The most emotionally devastating and artistically gifted scene in Above All Else, John Fiege’s new climate change documentary, comes late in the film. Deep in the night, East Texas landowner David Daniel hikes through the darkness to an environmental activist encampment where he has to deliver bad news. The scene is lit only by the head lamps that Daniel and the others wear, highlighting or obscuring their grief-stricken faces. Around them is the hush and murmur of the forest. It’s a scene that may have occurred millions of times through history — a half dozen humans, alone among untouched wildness, sharing their pain.
|By: Kit OConnell Friday March 7, 2014 5:00 pm|
|By: Shannon Sonenstein Sonrouille Sunday March 2, 2014 1:54 pm|
The Oscars are upon us! Let the movie talk continue! The categories that evaluate feature length films are: Best Picture, Animated Feature Film, Foreign Language Film, and Best Documentary Feature. We began examining the documentaries previously with a look at Cutie and the Boxer. This category is unique in that all the nominees are currently accessible online. The Best Documentary Feature category is also interesting because of the additional expectations viewers frequently attach to its nominees.
|By: Shannon Sonenstein Sonrouille Sunday January 26, 2014 2:10 pm|
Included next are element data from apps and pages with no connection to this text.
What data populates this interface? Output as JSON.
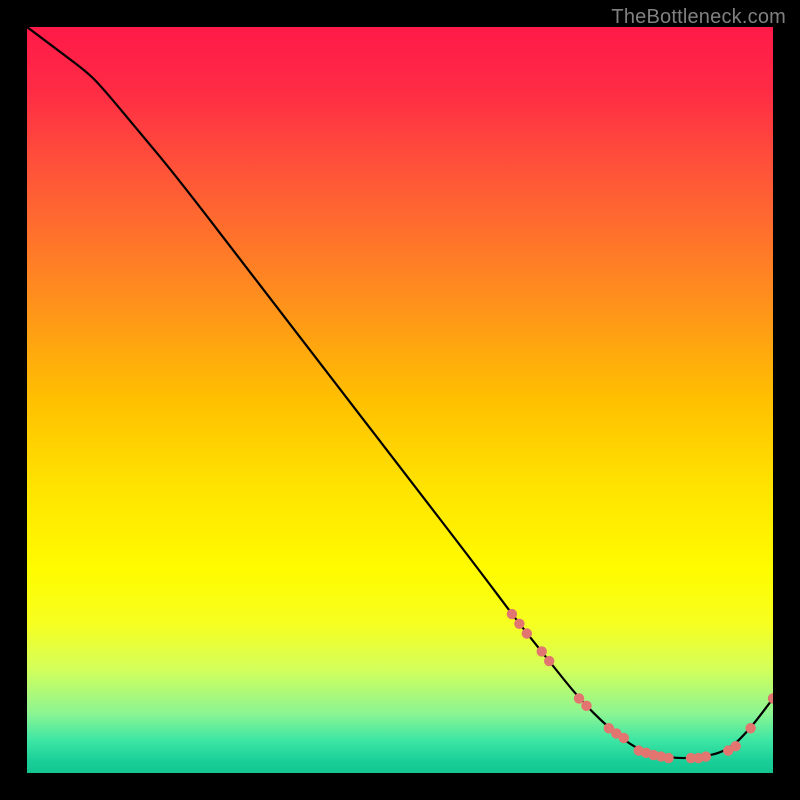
{
  "watermark": "TheBottleneck.com",
  "colors": {
    "background": "#000000",
    "gradient_stops": [
      {
        "offset": 0.0,
        "color": "#ff1a48"
      },
      {
        "offset": 0.08,
        "color": "#ff2a45"
      },
      {
        "offset": 0.2,
        "color": "#ff5638"
      },
      {
        "offset": 0.35,
        "color": "#ff8a20"
      },
      {
        "offset": 0.5,
        "color": "#ffc000"
      },
      {
        "offset": 0.62,
        "color": "#ffe400"
      },
      {
        "offset": 0.73,
        "color": "#fffc00"
      },
      {
        "offset": 0.8,
        "color": "#f6ff20"
      },
      {
        "offset": 0.86,
        "color": "#d4ff5a"
      },
      {
        "offset": 0.92,
        "color": "#8cf592"
      },
      {
        "offset": 0.955,
        "color": "#3fe6a4"
      },
      {
        "offset": 0.985,
        "color": "#18cf98"
      },
      {
        "offset": 1.0,
        "color": "#14c590"
      }
    ],
    "curve": "#000000",
    "marker": "#e2756f"
  },
  "chart_data": {
    "type": "line",
    "title": "",
    "xlabel": "",
    "ylabel": "",
    "xlim": [
      0,
      100
    ],
    "ylim": [
      0,
      100
    ],
    "grid": false,
    "legend": false,
    "series": [
      {
        "name": "bottleneck-curve",
        "x": [
          0,
          4,
          8,
          10,
          15,
          20,
          30,
          40,
          50,
          60,
          66,
          70,
          74,
          78,
          82,
          86,
          90,
          94,
          97,
          100
        ],
        "y": [
          100,
          97,
          94,
          92,
          86,
          80,
          67,
          54,
          41,
          28,
          20,
          15,
          10,
          6,
          3,
          2,
          2,
          3,
          6,
          10
        ]
      }
    ],
    "markers": {
      "name": "highlighted-points",
      "x": [
        65,
        66,
        67,
        69,
        70,
        74,
        75,
        78,
        79,
        80,
        82,
        83,
        84,
        85,
        86,
        89,
        90,
        91,
        94,
        95,
        97,
        100
      ],
      "y": [
        21.3,
        20.0,
        18.7,
        16.3,
        15.0,
        10.0,
        9.0,
        6.0,
        5.3,
        4.7,
        3.0,
        2.7,
        2.4,
        2.2,
        2.0,
        2.0,
        2.0,
        2.2,
        3.0,
        3.6,
        6.0,
        10.0
      ]
    }
  }
}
One For Ten is, a documentary web series about people who have been exonerated and released from death row. Each of the ten films in this series range from 5-6 minutes and focus on an individual exonerees’ story. One For Ten’s co-director Will Francome explains, “Many of these people left prison and thought there was going to be an investigation, or some ramifications for the fact that the state almost killed them and they spent 20 years of their life on death row. They thought people were going to care and something was going to change. But nothing changes. So what is that about? What do people gain from the death penalty politically to make this self-perpetuating thing keep going?”
|By: Kevin Gosztola Sunday January 19, 2014 4:00 pm|
The feature documentary centers on The Edhi Home and Ambulance Foundation in Pakistan, a highly respected philanthropic organization in Pakistan and part of a social welfare system pioneered by Abdul Sattar Edhi, sometimes called “Father Teresa of Pakistan.” Edhi has spent decades helping unwanted or runaway children.
|By: Shannon Sonenstein Sonrouille Monday January 6, 2014 12:10 pm|
Nuclear Nation is director Atsushi Funahashi’s attempt to engage us in conversation. This documentary introduces viewers to the former residents of Futaba, the location of the Fukushima Daiichi Nuclear Power Plant, and gives us a window into their lives after the disaster. The film follows the town’s residents, their lives as refugees, and everything that comes with that: communal living in an abandoned high school near Tokyo, coming to terms with the loss of family members, the loss of home, the lack of compensation, the questions about health from radiation exposure- the list goes on and on.
|By: Lisa Derrick Monday November 11, 2013 4:59 pm|
With his murder, Matthew Shepard became a public figure, and in Matt Shepard is a Friend of Mine Josue shows an intimate portrait of a young man full of promise, conflicts, doubts, and love–a friend whose life impacted everyone who knew him and whose death has impacted millions more.
|By: Lisa Derrick Monday November 4, 2013 5:59 pm|
Scott Harris and his film Being Ginger in which he tries to find a woman who will love him, red hair and all. Tormented in elementary and high school for his hair color, he’s pretty sure that his gingerness is what keeps chicks away from him, a feeling reinforced by one woman he interviews who seems to be sent by the anti-ginger gods to torment him. A ginger dating site is a bust and a scam, but things change for Scott–who claims at the start of the film that he doesn’t find gingers attractive and redheads don’t date redheads–at Redheads Days in the Netherlands, where he meets a beautiful redhead and along the way gains a degree of self-realization and self-acceptance.
|By: Shannon Sonenstein Sonrouille Tuesday October 22, 2013 7:15 pm|
All of the things that kept us safe were being questioned in 1968 in Night of the Living Dead and the movies that came after. I thought that this statement worked as a big idea ending and lent itself to the mission of trying to de-ghettoize horror. Horror can have a positive effect on our society and should be looked at as a legitimate art form that is crucially subversive, making us question things in ways that are healthy and very powerful.
|By: Lisa Derrick Monday September 30, 2013 10:10 am|
Here’s how we lose freedom of the press: Political power and expediency shut down stories before they can see the light of day. Claiming pressure from both sides of the aisle, and non-cooperation from the Clinton camp, director Charles Ferguson has stepped down from the CNN Films documentary about Hillary Clinton.
|By: Sara Haile-Mariam Monday August 12, 2013 3:57 pm|
According to Louie Psihoyos, director of The Cove who recounted this story to the LA Times, after watching the documentary this spring Pixar chief creative officer John Lasseter and the director of Finding Dory, Andrew Stanton sat down with Blackfish director Gabriela Cowperthwaite.
What resulted was a change in the yet-to-be released sequel’s plot.